Thomas1 participated vigorously in the great debate as to whether New Haven should join the Connecticut colony as a subordinate county. This was a political reorganization being imposed by the English government and at first the Town declined. New Haven did agree to join three years later in 1665 after obtaining a series of concessions concerning representative governance, the boundaries of the colony and the establishment of a General Court capable of appeals. Thomas1 was chosen initially as the alternate Deputy to represent New Haven at the General Court in Hartford and two years later as the Deputy. This would have required him to travel twice a year to Hartford for several weeks. After several years of this life, and with no lessening of his other duties as a businessman, selectman and Court Commissioner, he petitioned the town at age 56 to relieve him of his duties as the Lieutenant, but again the town declined.
At this point in his life Thomas1 and Joanna had no children at home. In 1664 Elisabeth2 was married to Timothy Cooper, the son of fellow militiaman Lieutenant Thomas Cooper. Thomas’1 son Samuel2 was married in 1665 at age 22 to Martha Bradley. He had been set up in business as a shoemaker in the town and was himself recognized as a freeman. In 1667 his youngest daughter Hannah2 married Joseph Tuttle who was a friend and co-worker of her brother. In 1670 Samuel2 relocated 10 miles north to a new community called Wallingford, where he was among the first 28 ‘planters’ to sign an agreement in organizing the new community. At about the same time Elisabeth2 and Timothy moved their family to Springfield along with her father-in-law and his large family.
In 1673 the Connecticut Colony paid extra attention to its militia and its ability to defend itself with the onset of the Third Dutch War and a continuation of the border dispute with New Amsterdam to the south and west of New Haven. By this time New Haven had ‘not more than 500 households’ (including its three or four outlying settlements) and was still the second largest town after Hartford in the Colony. A larger militia was authorized and funds to pay for and train ‘dragoons’ (mounted infantry) were provided with part of them coming from New Haven. Captain Robert Treat and Lt. Thomas1 Munson were named to command this larger force. Additionally, a Council of War comprised of the ‘…Governor, Lt Governor, Assistants [four others] and Lt Thomas1 Munson.’ was created to govern between the semi-annual meetings of the General Council.
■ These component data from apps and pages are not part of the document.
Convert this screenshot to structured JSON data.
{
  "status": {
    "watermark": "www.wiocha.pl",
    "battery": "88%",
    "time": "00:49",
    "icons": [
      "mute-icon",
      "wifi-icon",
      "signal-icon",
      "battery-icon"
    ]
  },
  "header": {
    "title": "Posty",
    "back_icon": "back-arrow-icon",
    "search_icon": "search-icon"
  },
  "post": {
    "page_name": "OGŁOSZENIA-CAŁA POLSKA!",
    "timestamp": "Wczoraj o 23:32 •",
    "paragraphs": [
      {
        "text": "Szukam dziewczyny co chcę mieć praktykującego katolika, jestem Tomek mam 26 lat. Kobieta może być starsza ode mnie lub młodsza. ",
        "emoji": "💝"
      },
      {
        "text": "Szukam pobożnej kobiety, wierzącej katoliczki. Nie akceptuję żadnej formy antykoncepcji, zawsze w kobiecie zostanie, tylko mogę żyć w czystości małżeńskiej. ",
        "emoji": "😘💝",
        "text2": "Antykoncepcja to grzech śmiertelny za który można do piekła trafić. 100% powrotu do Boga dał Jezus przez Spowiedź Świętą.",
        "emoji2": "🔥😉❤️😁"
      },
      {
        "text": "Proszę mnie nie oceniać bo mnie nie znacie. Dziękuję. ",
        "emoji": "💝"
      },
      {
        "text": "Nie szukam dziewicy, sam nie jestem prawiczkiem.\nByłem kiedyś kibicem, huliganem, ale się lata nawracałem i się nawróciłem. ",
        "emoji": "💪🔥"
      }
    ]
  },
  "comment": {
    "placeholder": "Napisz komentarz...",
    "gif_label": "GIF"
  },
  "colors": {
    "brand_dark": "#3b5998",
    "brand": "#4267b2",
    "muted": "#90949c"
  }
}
Even though a peace had been concluded between the English and Dutch before the next session convened, the preparations were to stand them in good stead.